**WHAT TO WORK ON**
Among the records below, find each line containing the word "structured" and copy it.

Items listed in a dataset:
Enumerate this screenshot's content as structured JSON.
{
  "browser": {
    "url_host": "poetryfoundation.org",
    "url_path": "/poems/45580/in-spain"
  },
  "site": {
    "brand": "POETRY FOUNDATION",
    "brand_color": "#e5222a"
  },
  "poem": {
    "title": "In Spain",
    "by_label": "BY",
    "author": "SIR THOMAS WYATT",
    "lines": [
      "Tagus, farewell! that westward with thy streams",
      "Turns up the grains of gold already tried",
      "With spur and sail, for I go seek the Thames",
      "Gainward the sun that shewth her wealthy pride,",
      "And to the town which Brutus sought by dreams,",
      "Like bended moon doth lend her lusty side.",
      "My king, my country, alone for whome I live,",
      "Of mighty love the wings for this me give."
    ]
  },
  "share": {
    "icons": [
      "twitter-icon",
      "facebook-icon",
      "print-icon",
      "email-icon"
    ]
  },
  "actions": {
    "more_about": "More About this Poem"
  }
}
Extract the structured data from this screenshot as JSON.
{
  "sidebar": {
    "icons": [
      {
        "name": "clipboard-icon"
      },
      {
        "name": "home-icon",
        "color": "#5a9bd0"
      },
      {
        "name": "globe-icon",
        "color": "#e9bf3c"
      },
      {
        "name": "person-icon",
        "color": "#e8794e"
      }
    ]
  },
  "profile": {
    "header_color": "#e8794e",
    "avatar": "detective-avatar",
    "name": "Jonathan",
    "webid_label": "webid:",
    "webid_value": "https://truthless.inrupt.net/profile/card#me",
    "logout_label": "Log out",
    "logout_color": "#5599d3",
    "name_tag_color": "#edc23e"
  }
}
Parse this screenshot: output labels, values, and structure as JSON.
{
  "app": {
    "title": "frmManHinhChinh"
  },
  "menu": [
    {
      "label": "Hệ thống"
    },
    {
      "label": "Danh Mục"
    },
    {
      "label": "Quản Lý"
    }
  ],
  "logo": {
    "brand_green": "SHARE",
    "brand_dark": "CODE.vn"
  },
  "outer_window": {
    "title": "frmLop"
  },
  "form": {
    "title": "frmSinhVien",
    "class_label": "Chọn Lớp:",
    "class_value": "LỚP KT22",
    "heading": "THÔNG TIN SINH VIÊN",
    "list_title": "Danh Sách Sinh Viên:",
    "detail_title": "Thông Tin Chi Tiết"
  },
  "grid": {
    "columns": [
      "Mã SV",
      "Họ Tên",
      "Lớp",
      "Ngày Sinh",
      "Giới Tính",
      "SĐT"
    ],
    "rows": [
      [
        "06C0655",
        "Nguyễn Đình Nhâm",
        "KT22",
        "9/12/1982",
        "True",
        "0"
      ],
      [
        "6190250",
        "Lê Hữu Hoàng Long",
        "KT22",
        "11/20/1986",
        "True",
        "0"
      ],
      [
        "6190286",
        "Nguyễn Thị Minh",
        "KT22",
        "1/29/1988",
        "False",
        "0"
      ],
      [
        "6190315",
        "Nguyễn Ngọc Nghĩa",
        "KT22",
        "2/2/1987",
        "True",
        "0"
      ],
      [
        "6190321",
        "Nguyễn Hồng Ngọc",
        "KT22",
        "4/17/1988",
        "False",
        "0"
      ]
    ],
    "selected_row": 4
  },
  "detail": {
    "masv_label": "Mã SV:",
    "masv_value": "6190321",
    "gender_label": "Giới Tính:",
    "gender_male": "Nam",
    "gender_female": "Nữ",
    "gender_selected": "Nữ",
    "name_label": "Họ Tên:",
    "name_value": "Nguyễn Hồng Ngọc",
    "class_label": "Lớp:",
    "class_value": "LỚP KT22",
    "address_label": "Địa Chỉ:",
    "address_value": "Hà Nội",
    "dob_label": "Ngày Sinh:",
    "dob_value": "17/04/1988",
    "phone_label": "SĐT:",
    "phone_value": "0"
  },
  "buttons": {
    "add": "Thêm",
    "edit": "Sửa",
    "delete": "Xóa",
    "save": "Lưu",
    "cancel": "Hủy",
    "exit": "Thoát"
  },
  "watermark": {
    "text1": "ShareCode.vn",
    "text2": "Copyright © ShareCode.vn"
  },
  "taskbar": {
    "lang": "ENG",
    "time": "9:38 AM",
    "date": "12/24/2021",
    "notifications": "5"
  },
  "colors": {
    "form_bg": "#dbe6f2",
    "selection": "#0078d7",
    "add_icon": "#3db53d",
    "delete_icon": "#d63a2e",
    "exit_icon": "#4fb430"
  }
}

**WRITTEN SOLUTION**
Enumerate this screenshot's content as structured JSON.
Extract the structured data from this screenshot as JSON.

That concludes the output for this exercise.